I put an aftermarket steering wheel on my '86 and stripped one of the channels to the three little side bolts. Is this even something with which I should be concerned? I want to use a tap to re-thread the bolt channel. Anyone know what type of tap I use: bottom, intermediate, or tapering? What material is best bang-for-buck (I've heard tungsten carbide is the best, but is it best for the money?!?) Also, I have idea what kind of metal the steering wheel's bolt threads are made of. I've never used a tap before. It should be fun. Any tips?
My priorities are:
(1) not snapping some cheap tap off in the bolt channel;
(2) I prefer buying one good tap and then adding to taps to make a set;
Thanks in advance.
First things first, can you post a picture of the offending stripped channel? I can't quite visualize your problem.
Bottoming taps are for blind holes (as opposed to through holes). If your threaded holes go completely through the work, use a tapered tap. They go in straighter.
Your basic high-speed tap is more than adequate for this kind of work. In fact, when I'm paying out of my own pocket, I use the cheapie HF taps. They are actually less likely to break (but dull more quickly) than better tools. And really, breaking taps is *all* about technique.
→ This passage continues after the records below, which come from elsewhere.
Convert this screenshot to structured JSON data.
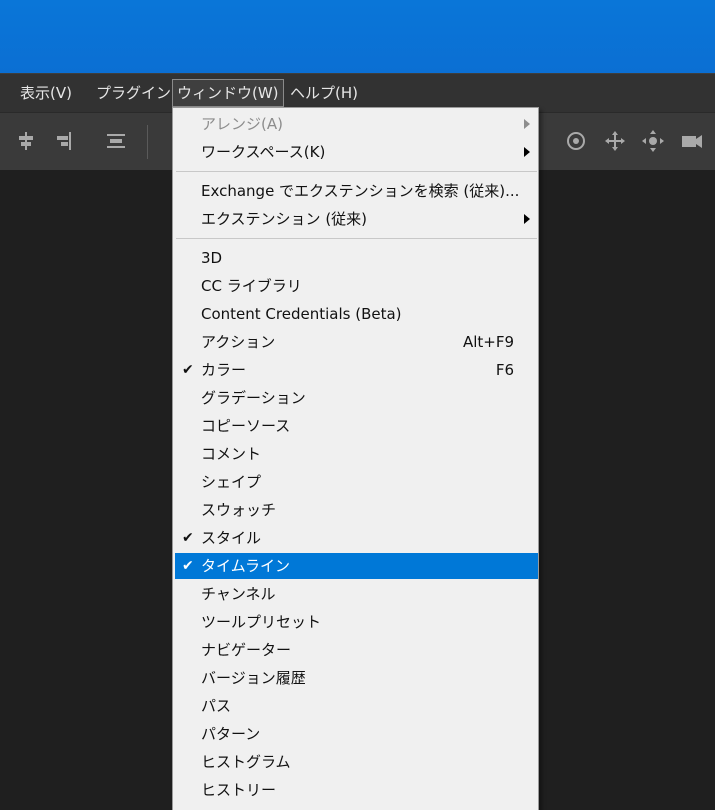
{
  "menubar": {
    "items": [
      {
        "label": "表示(V)"
      },
      {
        "label": "プラグイン"
      },
      {
        "label": "ウィンドウ(W)"
      },
      {
        "label": "ヘルプ(H)"
      }
    ]
  },
  "toolbar": {
    "icons": [
      "align-left-icon",
      "align-right-icon",
      "distribute-icon",
      "rotate-3d-icon",
      "pan-3d-icon",
      "slide-3d-icon",
      "camera-3d-icon"
    ]
  },
  "window_menu": {
    "items": [
      {
        "label": "アレンジ(A)",
        "disabled": true,
        "submenu": true
      },
      {
        "label": "ワークスペース(K)",
        "submenu": true
      },
      {
        "label": "Exchange でエクステンションを検索 (従来)..."
      },
      {
        "label": "エクステンション (従来)",
        "submenu": true
      },
      {
        "label": "3D"
      },
      {
        "label": "CC ライブラリ"
      },
      {
        "label": "Content Credentials (Beta)"
      },
      {
        "label": "アクション",
        "shortcut": "Alt+F9"
      },
      {
        "label": "カラー",
        "shortcut": "F6",
        "checked": true
      },
      {
        "label": "グラデーション"
      },
      {
        "label": "コピーソース"
      },
      {
        "label": "コメント"
      },
      {
        "label": "シェイプ"
      },
      {
        "label": "スウォッチ"
      },
      {
        "label": "スタイル",
        "checked": true
      },
      {
        "label": "タイムライン",
        "checked": true,
        "highlighted": true
      },
      {
        "label": "チャンネル"
      },
      {
        "label": "ツールプリセット"
      },
      {
        "label": "ナビゲーター"
      },
      {
        "label": "バージョン履歴"
      },
      {
        "label": "パス"
      },
      {
        "label": "パターン"
      },
      {
        "label": "ヒストグラム"
      },
      {
        "label": "ヒストリー"
      }
    ],
    "check_glyph": "✔"
  },
  "colors": {
    "desktop": "#0b72d6",
    "menubar": "#323232",
    "menu_bg": "#f0f0f0",
    "highlight": "#0078d7"
  }
}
You can get the HF set with 10 taps and ten dies for the price of a single high speed steel tap. But don't use HF's cheapie tap handle. Throw it away and buy a quality tap handle such as Starrett . It will give you sure control and last a lifetime.
For what they're worth, a few tips on using a tap successfully:
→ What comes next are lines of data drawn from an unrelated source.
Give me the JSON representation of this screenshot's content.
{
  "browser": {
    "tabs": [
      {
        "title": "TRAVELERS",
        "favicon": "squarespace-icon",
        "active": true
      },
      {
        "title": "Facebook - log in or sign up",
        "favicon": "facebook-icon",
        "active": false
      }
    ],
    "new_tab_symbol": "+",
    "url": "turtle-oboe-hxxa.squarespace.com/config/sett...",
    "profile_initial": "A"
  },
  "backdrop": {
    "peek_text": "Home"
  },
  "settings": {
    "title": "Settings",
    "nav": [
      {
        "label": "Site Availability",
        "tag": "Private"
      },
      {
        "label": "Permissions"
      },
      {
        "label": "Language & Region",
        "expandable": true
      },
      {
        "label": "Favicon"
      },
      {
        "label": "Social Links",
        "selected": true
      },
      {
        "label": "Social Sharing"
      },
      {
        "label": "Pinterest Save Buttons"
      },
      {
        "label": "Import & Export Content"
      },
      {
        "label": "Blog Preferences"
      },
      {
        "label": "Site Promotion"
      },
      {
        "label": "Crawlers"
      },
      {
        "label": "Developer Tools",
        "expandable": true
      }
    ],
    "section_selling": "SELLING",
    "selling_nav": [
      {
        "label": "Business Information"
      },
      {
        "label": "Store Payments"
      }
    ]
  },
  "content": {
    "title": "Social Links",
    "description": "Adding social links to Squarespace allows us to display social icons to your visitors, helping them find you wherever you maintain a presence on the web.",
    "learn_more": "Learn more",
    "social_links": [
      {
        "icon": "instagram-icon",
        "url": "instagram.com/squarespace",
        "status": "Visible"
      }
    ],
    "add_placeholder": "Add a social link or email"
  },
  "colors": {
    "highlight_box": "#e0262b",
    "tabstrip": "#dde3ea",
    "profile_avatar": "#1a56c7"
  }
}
(1) Look up the hole size your tap requires. Get a drill of that size, or even a few thou larger. Then measure the drill to be sure. Even new-from-the-package drills are often the wrong size.
(2) The tap must go into the hole straight. Sight check it from the front and side as soon as it grabs, and again after 1-1/2 turns. Tip #5 assures success on this point if you drill and tap with the same set-up.
(3) Lubricate the tap well with a light oil. ATF works great.
(4) The tap won't give you any warning that it's about to seize up in the hole. Stop, clean away chips and relubricate before you think you need to. After a turn and a half with the tap, back it out and brush the chips out of the flutes. Blow the chips of the hole. Then go an additional turn and a half and repeat. When you say to yourself "I can cut more than this before cleaning chips", visualize the broken-off nub of a tap sticking out of your work.
(5) If there's any was you can do it, support the back of the tap handle. In the shop, I like to clamp my work in a vice and put the tap in the drill press chuck, which I turn by hand. That assures the only forces applied to the tap are downward and torque. Turning a tap handle by hand, you get some sideways force - the kind that breaks taps.
Sure, some of that advice is anal retentive. But for a beginning machinist, it's better to be safe than sorry.